[Excerpts from an interface dataset]

--- START ---

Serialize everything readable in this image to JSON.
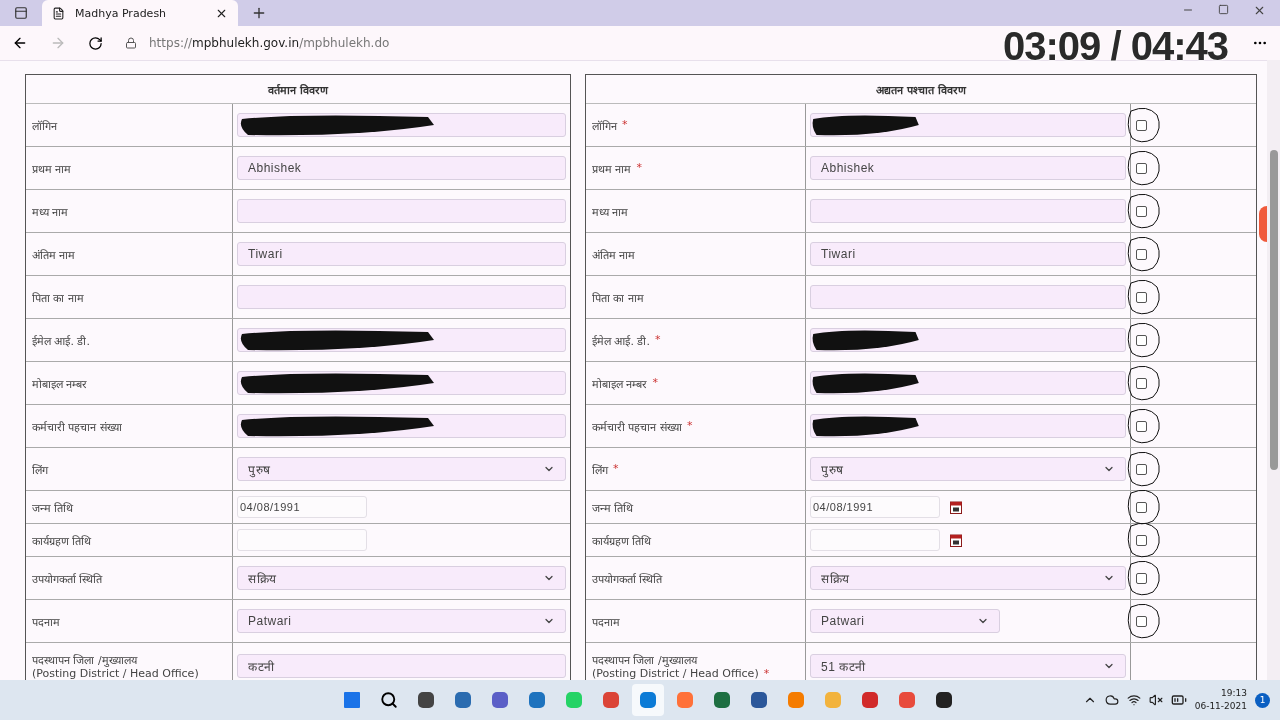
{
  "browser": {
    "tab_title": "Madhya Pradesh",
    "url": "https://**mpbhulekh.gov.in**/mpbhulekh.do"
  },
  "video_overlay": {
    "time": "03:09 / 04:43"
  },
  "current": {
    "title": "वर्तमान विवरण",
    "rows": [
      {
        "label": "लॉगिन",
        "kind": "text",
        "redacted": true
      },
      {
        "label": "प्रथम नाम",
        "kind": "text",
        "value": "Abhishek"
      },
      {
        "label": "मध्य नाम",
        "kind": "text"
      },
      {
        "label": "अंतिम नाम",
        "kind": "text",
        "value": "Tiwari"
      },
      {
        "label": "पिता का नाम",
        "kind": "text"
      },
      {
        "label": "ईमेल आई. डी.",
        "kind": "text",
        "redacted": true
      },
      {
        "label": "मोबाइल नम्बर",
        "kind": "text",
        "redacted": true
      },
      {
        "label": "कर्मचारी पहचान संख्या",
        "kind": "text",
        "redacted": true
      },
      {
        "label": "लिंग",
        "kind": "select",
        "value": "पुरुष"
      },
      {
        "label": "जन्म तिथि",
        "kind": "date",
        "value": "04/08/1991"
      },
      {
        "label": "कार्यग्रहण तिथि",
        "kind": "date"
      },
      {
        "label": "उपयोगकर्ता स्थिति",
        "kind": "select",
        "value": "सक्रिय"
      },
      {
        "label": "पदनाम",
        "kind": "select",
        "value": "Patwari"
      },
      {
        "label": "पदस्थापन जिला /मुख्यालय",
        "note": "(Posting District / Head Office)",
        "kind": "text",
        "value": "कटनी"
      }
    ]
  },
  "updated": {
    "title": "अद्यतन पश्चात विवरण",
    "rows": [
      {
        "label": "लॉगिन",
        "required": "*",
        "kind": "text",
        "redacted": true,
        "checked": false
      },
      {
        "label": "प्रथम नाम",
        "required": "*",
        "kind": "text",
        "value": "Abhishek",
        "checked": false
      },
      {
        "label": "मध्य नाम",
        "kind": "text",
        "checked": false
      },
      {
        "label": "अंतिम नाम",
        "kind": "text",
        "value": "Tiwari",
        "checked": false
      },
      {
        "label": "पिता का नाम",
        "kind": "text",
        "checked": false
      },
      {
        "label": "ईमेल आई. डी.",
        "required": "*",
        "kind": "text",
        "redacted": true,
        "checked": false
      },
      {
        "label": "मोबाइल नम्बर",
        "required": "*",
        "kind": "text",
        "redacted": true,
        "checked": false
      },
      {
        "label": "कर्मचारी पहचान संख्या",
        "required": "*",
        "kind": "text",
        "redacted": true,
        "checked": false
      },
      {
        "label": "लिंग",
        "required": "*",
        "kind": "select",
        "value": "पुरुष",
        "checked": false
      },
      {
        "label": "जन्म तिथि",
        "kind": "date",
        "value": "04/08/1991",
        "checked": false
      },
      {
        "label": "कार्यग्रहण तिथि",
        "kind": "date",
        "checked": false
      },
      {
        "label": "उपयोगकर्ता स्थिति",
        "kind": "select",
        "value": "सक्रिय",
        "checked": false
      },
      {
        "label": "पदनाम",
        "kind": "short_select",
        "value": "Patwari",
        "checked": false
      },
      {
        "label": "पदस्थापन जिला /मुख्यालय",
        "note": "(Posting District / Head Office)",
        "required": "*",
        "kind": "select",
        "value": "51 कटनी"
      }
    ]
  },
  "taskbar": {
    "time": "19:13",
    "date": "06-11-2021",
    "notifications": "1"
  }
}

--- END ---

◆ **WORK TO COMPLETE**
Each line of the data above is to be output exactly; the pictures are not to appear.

◆ **SOLUTION TO THIS TASK**
Serialize everything readable in this image to JSON.
{
  "browser": {
    "tab_title": "Madhya Pradesh",
    "url": "https://**mpbhulekh.gov.in**/mpbhulekh.do"
  },
  "video_overlay": {
    "time": "03:09 / 04:43"
  },
  "current": {
    "title": "वर्तमान विवरण",
    "rows": [
      {
        "label": "लॉगिन",
        "kind": "text",
        "redacted": true
      },
      {
        "label": "प्रथम नाम",
        "kind": "text",
        "value": "Abhishek"
      },
      {
        "label": "मध्य नाम",
        "kind": "text"
      },
      {
        "label": "अंतिम नाम",
        "kind": "text",
        "value": "Tiwari"
      },
      {
        "label": "पिता का नाम",
        "kind": "text"
      },
      {
        "label": "ईमेल आई. डी.",
        "kind": "text",
        "redacted": true
      },
      {
        "label": "मोबाइल नम्बर",
        "kind": "text",
        "redacted": true
      },
      {
        "label": "कर्मचारी पहचान संख्या",
        "kind": "text",
        "redacted": true
      },
      {
        "label": "लिंग",
        "kind": "select",
        "value": "पुरुष"
      },
      {
        "label": "जन्म तिथि",
        "kind": "date",
        "value": "04/08/1991"
      },
      {
        "label": "कार्यग्रहण तिथि",
        "kind": "date"
      },
      {
        "label": "उपयोगकर्ता स्थिति",
        "kind": "select",
        "value": "सक्रिय"
      },
      {
        "label": "पदनाम",
        "kind": "select",
        "value": "Patwari"
      },
      {
        "label": "पदस्थापन जिला /मुख्यालय",
        "note": "(Posting District / Head Office)",
        "kind": "text",
        "value": "कटनी"
      }
    ]
  },
  "updated": {
    "title": "अद्यतन पश्चात विवरण",
    "rows": [
      {
        "label": "लॉगिन",
        "required": "*",
        "kind": "text",
        "redacted": true,
        "checked": false
      },
      {
        "label": "प्रथम नाम",
        "required": "*",
        "kind": "text",
        "value": "Abhishek",
        "checked": false
      },
      {
        "label": "मध्य नाम",
        "kind": "text",
        "checked": false
      },
      {
        "label": "अंतिम नाम",
        "kind": "text",
        "value": "Tiwari",
        "checked": false
      },
      {
        "label": "पिता का नाम",
        "kind": "text",
        "checked": false
      },
      {
        "label": "ईमेल आई. डी.",
        "required": "*",
        "kind": "text",
        "redacted": true,
        "checked": false
      },
      {
        "label": "मोबाइल नम्बर",
        "required": "*",
        "kind": "text",
        "redacted": true,
        "checked": false
      },
      {
        "label": "कर्मचारी पहचान संख्या",
        "required": "*",
        "kind": "text",
        "redacted": true,
        "checked": false
      },
      {
        "label": "लिंग",
        "required": "*",
        "kind": "select",
        "value": "पुरुष",
        "checked": false
      },
      {
        "label": "जन्म तिथि",
        "kind": "date",
        "value": "04/08/1991",
        "checked": false
      },
      {
        "label": "कार्यग्रहण तिथि",
        "kind": "date",
        "checked": false
      },
      {
        "label": "उपयोगकर्ता स्थिति",
        "kind": "select",
        "value": "सक्रिय",
        "checked": false
      },
      {
        "label": "पदनाम",
        "kind": "short_select",
        "value": "Patwari",
        "checked": false
      },
      {
        "label": "पदस्थापन जिला /मुख्यालय",
        "note": "(Posting District / Head Office)",
        "required": "*",
        "kind": "select",
        "value": "51 कटनी"
      }
    ]
  },
  "taskbar": {
    "time": "19:13",
    "date": "06-11-2021",
    "notifications": "1"
  }
}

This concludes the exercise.